▶ _WORK TO BE COMPLETED_:
Go through the entries below. Copy out every line that contains "handle".

- - - - - - -

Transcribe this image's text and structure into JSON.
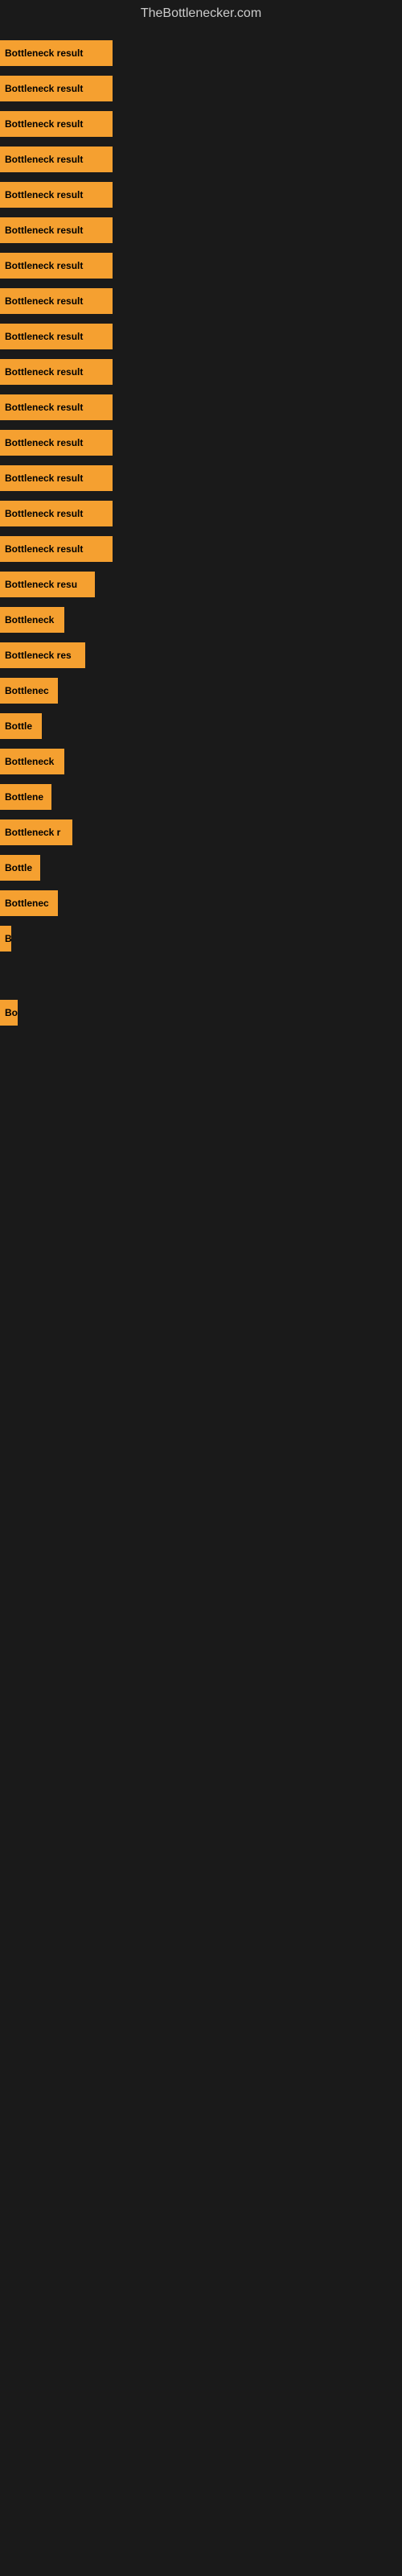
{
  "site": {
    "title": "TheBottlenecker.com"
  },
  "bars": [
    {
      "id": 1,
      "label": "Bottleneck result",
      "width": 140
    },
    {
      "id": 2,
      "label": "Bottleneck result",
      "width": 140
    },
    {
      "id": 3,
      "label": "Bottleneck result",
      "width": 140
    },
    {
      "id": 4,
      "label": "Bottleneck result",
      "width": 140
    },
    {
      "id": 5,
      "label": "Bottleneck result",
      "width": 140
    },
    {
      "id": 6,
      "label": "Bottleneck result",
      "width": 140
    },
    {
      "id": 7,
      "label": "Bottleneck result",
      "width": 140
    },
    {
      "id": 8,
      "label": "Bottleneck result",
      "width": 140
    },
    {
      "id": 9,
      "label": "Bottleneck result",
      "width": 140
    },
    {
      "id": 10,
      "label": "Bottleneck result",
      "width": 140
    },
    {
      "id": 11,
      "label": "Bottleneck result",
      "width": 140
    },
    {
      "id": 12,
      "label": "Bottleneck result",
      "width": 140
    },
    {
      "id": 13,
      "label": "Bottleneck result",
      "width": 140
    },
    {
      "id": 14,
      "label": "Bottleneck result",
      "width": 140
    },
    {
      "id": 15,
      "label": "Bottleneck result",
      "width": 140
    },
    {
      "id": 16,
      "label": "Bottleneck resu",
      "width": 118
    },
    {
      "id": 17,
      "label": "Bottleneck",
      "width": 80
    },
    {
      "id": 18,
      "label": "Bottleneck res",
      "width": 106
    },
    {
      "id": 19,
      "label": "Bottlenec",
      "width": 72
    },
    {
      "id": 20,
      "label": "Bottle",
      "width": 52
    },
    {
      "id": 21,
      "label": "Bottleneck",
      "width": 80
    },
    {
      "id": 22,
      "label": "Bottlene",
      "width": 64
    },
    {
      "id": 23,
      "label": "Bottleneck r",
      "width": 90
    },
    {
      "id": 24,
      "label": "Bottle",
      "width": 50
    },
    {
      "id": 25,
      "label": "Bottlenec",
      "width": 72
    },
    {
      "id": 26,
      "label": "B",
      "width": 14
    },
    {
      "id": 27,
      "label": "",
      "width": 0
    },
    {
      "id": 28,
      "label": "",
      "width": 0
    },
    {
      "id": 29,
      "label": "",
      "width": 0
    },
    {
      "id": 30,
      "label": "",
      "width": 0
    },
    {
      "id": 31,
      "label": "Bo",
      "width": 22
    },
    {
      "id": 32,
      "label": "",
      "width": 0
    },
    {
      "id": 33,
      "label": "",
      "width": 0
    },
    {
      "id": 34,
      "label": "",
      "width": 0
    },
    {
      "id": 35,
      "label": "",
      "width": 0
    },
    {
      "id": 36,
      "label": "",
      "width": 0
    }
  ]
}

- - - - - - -

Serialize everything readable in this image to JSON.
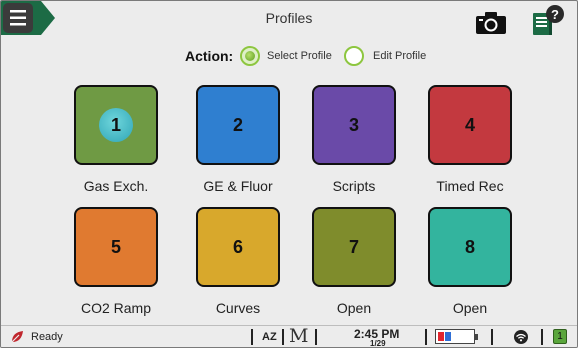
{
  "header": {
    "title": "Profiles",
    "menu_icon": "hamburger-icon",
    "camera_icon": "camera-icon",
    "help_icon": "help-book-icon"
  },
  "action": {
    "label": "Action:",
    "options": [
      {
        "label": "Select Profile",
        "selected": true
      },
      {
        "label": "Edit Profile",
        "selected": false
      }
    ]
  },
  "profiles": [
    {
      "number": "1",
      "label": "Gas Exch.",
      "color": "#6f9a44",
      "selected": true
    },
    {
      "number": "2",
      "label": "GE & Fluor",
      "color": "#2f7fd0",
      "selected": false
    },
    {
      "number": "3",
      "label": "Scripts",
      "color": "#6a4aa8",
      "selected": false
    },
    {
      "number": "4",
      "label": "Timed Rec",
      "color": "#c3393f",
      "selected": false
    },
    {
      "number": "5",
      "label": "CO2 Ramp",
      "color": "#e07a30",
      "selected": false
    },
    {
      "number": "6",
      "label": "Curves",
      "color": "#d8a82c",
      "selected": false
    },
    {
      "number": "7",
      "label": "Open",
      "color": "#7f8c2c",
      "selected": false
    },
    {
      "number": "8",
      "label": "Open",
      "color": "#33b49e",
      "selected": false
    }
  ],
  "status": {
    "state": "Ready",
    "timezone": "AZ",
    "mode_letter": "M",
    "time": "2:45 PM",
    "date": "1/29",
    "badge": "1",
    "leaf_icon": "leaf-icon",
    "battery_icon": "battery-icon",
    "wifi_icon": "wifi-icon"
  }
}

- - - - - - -

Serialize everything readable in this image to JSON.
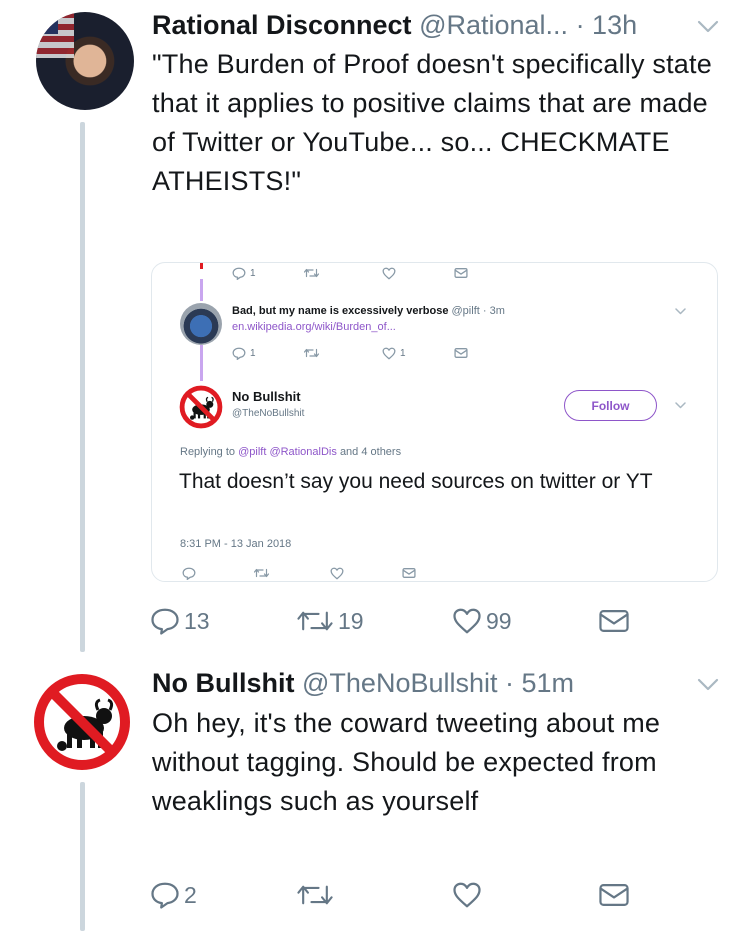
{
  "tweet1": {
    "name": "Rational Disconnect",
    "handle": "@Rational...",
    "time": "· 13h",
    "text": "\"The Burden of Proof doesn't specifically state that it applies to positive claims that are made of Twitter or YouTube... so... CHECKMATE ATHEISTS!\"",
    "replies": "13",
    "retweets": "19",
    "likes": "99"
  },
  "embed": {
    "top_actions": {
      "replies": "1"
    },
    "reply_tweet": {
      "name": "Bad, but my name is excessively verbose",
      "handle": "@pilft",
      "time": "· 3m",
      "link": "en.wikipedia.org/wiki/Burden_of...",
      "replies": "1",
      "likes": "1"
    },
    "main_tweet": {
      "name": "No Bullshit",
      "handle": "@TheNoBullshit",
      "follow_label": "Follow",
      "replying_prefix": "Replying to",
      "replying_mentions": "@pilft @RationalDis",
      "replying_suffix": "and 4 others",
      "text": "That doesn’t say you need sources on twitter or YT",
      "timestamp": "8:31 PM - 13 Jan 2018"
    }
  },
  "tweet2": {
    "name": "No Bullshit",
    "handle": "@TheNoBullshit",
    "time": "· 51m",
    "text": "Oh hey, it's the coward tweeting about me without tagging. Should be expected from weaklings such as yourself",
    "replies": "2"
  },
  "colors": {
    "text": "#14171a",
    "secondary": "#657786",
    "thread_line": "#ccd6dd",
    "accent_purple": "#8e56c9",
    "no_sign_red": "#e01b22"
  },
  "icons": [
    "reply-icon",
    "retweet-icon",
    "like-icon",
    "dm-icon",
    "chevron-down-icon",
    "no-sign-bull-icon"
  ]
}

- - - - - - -

▶ _SOLUTION TO THIS PROBLEM_:
    "handle": "@Rational...",
      "handle": "@pilft",
      "handle": "@TheNoBullshit",
    "handle": "@TheNoBullshit",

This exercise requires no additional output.